7. Federal cost will increase, not decease: The actuaries at the Centers for Medicare and Medicaid Services (CMS), the agency that runs the giant entitlement programs, just released their analysis of the new health care law. The AP reports that “White House officials have repeatedly complained that such analyses have been too pessimistic and lowball the law’s potential to achieve savings,” but the official CMS analysis reinforces several of Heritage’s predictions regarding Obamacare. CMS reports that under new law, overall national health expenditures will increase by $311 billion.

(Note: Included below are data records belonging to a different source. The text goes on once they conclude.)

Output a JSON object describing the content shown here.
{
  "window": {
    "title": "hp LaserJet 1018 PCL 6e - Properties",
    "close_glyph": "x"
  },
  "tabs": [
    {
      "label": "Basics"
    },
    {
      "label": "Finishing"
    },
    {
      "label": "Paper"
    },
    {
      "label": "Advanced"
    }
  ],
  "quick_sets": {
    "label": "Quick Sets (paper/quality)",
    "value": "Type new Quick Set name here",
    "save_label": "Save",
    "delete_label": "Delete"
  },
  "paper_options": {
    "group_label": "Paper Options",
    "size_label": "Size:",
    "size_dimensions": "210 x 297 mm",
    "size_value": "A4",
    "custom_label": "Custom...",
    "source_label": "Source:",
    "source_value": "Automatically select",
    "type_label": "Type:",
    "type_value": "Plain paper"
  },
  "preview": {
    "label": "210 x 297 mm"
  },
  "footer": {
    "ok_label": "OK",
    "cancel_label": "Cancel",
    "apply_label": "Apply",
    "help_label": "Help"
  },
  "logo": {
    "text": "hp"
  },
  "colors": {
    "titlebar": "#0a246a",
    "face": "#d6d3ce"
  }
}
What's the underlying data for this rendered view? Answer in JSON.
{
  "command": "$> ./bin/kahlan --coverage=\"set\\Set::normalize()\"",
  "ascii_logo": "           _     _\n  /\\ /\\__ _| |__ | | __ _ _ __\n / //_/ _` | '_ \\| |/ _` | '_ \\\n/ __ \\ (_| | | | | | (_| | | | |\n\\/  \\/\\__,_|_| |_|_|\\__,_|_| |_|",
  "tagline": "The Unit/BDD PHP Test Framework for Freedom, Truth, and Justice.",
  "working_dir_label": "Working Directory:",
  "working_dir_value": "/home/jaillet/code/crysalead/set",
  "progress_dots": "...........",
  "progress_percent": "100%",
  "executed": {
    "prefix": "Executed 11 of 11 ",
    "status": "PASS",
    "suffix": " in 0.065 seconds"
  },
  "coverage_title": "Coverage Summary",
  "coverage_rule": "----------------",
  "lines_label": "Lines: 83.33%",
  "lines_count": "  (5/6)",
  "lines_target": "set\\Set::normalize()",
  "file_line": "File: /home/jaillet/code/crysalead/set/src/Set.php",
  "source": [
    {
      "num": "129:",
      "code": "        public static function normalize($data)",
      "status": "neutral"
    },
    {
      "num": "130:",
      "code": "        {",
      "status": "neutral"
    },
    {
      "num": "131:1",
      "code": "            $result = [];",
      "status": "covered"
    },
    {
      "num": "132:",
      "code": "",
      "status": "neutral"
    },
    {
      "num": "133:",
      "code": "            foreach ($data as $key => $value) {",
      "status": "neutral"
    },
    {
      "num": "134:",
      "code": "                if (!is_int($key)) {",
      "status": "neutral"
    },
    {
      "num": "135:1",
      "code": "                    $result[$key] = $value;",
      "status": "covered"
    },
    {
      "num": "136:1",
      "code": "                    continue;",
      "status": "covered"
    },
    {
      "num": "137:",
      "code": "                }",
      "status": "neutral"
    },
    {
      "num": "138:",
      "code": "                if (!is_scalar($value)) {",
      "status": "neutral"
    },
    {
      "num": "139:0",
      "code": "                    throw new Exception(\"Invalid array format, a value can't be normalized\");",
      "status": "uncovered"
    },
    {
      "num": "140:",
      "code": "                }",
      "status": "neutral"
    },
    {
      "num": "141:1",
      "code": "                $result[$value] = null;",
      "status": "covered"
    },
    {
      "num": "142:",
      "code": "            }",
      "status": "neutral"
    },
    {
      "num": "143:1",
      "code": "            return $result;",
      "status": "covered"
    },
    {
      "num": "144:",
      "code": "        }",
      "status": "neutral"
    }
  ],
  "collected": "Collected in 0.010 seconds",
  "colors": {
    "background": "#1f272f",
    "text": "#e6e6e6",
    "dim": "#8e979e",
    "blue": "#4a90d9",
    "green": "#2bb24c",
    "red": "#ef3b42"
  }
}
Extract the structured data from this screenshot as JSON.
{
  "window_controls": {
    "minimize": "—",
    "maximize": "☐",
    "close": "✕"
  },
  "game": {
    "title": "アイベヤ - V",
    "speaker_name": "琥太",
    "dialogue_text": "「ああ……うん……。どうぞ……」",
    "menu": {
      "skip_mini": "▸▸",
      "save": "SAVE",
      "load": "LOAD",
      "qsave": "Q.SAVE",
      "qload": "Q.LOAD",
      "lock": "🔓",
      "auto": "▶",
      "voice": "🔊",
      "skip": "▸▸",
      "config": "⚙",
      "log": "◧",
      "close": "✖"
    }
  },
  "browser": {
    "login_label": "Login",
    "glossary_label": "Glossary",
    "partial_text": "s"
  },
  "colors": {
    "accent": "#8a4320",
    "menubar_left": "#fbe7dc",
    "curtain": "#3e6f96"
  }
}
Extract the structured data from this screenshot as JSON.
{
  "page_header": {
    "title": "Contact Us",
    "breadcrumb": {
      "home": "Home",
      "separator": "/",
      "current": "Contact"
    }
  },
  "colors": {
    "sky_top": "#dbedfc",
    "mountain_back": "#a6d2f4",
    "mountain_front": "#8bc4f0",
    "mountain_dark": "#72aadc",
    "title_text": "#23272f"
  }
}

8. Expect Longer Waits for Health Care: Patience will be more than a virtue, under Obamacare. It’ll be a necessity. A recent article from ABC News outlines why Americans can expect longer waits before they see a doctor. One reason is that there just won’t be enough doctors to get the job done. ABC reports that 10 years from now, the United States will short 85,000 primary care and high-demand specialty physicians. Says Dr. Kevin Pho, an internal medicine physician in New Hampshire, “I don’t think we have the primary care capacity to meet the influx of 35 million newly insured.”
9. No Promised Coverage for Kids: Major flaws in the gargantuan Obamacare bill started to emerge almost immediately after it was signed into law. One of the most embarrassing: failure to ensure immediate coverage for kids with pre-existing conditions—something Obamacare supporters had constantly promised was part of the bill.
10. The American people have increased hatred of new law: The repeal message on ObamaCare is picking up steam and the American people have not been convinced by Washington insiders that federally run healthcare is a good idea. Rasmussen reports that the repeal movement is growing. “Support for repeal of the new national health care plan has jumped to its highest level ever. A new Rasmussen Reports national telephone survey finds that 63% of U.S. voters now favor repeal of the plan passed by congressional Democrats and signed into law by President Obama in March.